DATA:
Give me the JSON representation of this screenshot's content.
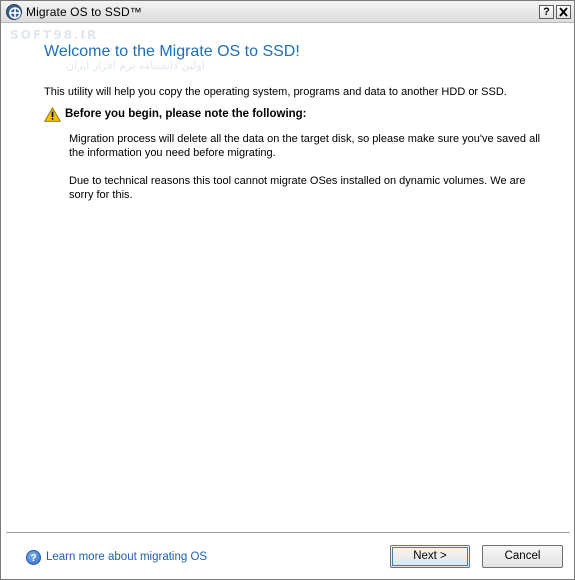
{
  "window": {
    "title": "Migrate OS to SSD™",
    "help_button": "?",
    "close_button": "X"
  },
  "watermark": {
    "line1": "SOFT98.IR",
    "line2": "اولین دانشنامه نرم افزار ایران",
    "line3": ""
  },
  "content": {
    "heading": "Welcome to the Migrate OS to SSD!",
    "intro": "This utility will help you copy the operating system, programs and data to another HDD or SSD.",
    "warning_heading": "Before you begin, please note the following:",
    "note1": "Migration process will delete all the data on the target disk, so please make sure you've saved all the information you need before migrating.",
    "note2": "Due to technical reasons this tool cannot migrate OSes installed on dynamic volumes. We are sorry for this."
  },
  "footer": {
    "help_link": "Learn more about migrating OS",
    "next_label": "Next >",
    "cancel_label": "Cancel"
  },
  "colors": {
    "heading": "#1f6fb5",
    "link": "#1f5fa8",
    "warning": "#f2c200"
  },
  "icons": [
    "app-icon",
    "warning-icon",
    "help-icon"
  ]
}
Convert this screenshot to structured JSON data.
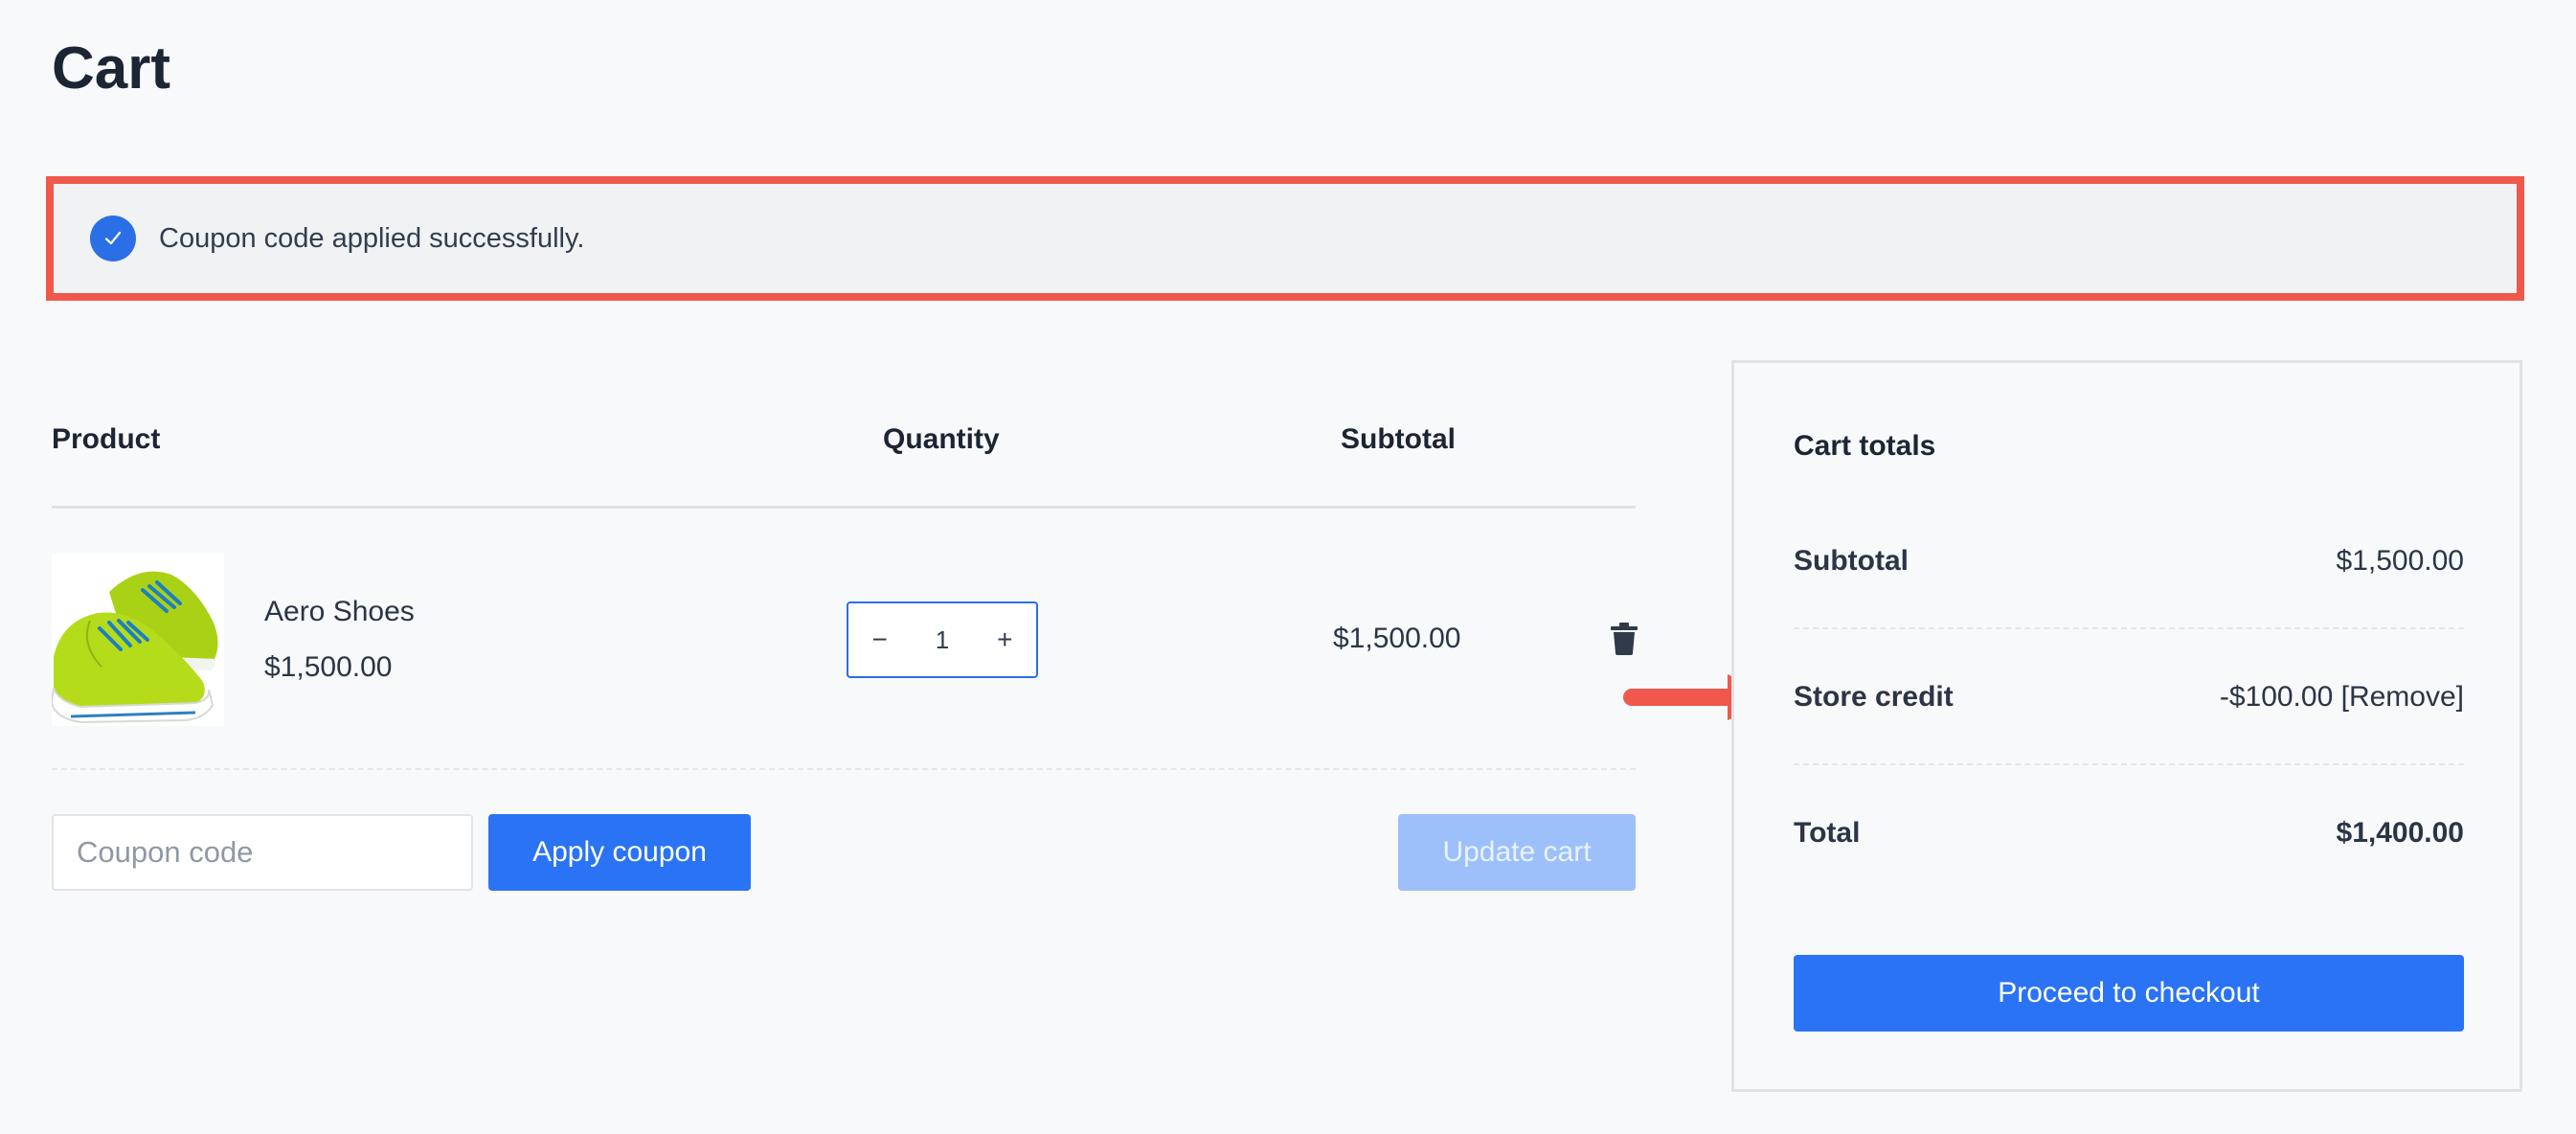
{
  "page": {
    "title": "Cart"
  },
  "notice": {
    "text": "Coupon code applied successfully.",
    "icon": "check-circle-icon"
  },
  "table": {
    "headers": {
      "product": "Product",
      "quantity": "Quantity",
      "subtotal": "Subtotal"
    },
    "items": [
      {
        "name": "Aero Shoes",
        "price": "$1,500.00",
        "quantity": "1",
        "subtotal": "$1,500.00",
        "image": "green-sneakers"
      }
    ]
  },
  "coupon": {
    "placeholder": "Coupon code",
    "apply_label": "Apply coupon"
  },
  "update_label": "Update cart",
  "totals": {
    "title": "Cart totals",
    "subtotal_label": "Subtotal",
    "subtotal_value": "$1,500.00",
    "credit_label": "Store credit",
    "credit_value": "-$100.00",
    "remove_label": "[Remove]",
    "total_label": "Total",
    "total_value": "$1,400.00",
    "checkout_label": "Proceed to checkout"
  },
  "colors": {
    "accent": "#2a73f4",
    "highlight": "#f0584b",
    "disabled": "#9dc0fb"
  }
}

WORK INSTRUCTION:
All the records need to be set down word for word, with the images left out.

EXPECTED ANSWER:
Give me the JSON representation of this screenshot's content.
{
  "window": {
    "title": "Migrate OS to SSD™",
    "help_button": "?",
    "close_button": "X"
  },
  "watermark": {
    "line1": "SOFT98.IR",
    "line2": "اولین دانشنامه نرم افزار ایران",
    "line3": ""
  },
  "content": {
    "heading": "Welcome to the Migrate OS to SSD!",
    "intro": "This utility will help you copy the operating system, programs and data to another HDD or SSD.",
    "warning_heading": "Before you begin, please note the following:",
    "note1": "Migration process will delete all the data on the target disk, so please make sure you've saved all the information you need before migrating.",
    "note2": "Due to technical reasons this tool cannot migrate OSes installed on dynamic volumes. We are sorry for this."
  },
  "footer": {
    "help_link": "Learn more about migrating OS",
    "next_label": "Next >",
    "cancel_label": "Cancel"
  },
  "colors": {
    "heading": "#1f6fb5",
    "link": "#1f5fa8",
    "warning": "#f2c200"
  },
  "icons": [
    "app-icon",
    "warning-icon",
    "help-icon"
  ]
}
Convert this screenshot to structured JSON data.
{
  "page": {
    "title": "Cart"
  },
  "notice": {
    "text": "Coupon code applied successfully.",
    "icon": "check-circle-icon"
  },
  "table": {
    "headers": {
      "product": "Product",
      "quantity": "Quantity",
      "subtotal": "Subtotal"
    },
    "items": [
      {
        "name": "Aero Shoes",
        "price": "$1,500.00",
        "quantity": "1",
        "subtotal": "$1,500.00",
        "image": "green-sneakers"
      }
    ]
  },
  "coupon": {
    "placeholder": "Coupon code",
    "apply_label": "Apply coupon"
  },
  "update_label": "Update cart",
  "totals": {
    "title": "Cart totals",
    "subtotal_label": "Subtotal",
    "subtotal_value": "$1,500.00",
    "credit_label": "Store credit",
    "credit_value": "-$100.00",
    "remove_label": "[Remove]",
    "total_label": "Total",
    "total_value": "$1,400.00",
    "checkout_label": "Proceed to checkout"
  },
  "colors": {
    "accent": "#2a73f4",
    "highlight": "#f0584b",
    "disabled": "#9dc0fb"
  }
}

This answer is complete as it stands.